__The problem__
Scan the entries below for the string "Bitacorakr" and copy every line where it turns up.

__Stored entries__
▼

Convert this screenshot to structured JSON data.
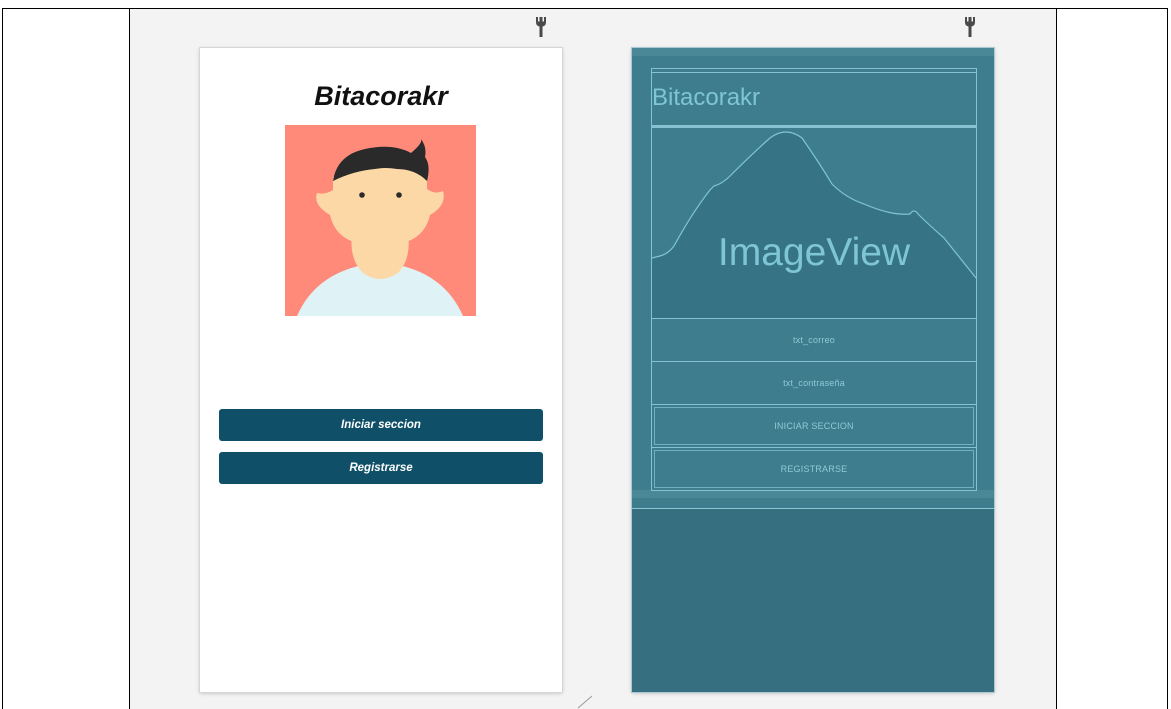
{
  "design_preview": {
    "app_title": "Bitacorakr",
    "buttons": {
      "login_label": "Iniciar seccion",
      "register_label": "Registrarse"
    },
    "button_color": "#0f5068",
    "avatar": {
      "background_color": "#ff8a7a",
      "skin_color": "#fcd8a6",
      "hair_color": "#2a2a2a",
      "shirt_color": "#dff3f7"
    }
  },
  "blueprint": {
    "title": "Bitacorakr",
    "image_label": "ImageView",
    "email_label": "txt_correo",
    "password_label": "txt_contraseña",
    "login_label": "INICIAR SECCION",
    "register_label": "REGISTRARSE"
  },
  "icons": {
    "toolbar": "wrench-icon",
    "resize": "resize-handle-icon"
  }
}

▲

__The completed task__
    "app_title": "Bitacorakr",
    "title": "Bitacorakr",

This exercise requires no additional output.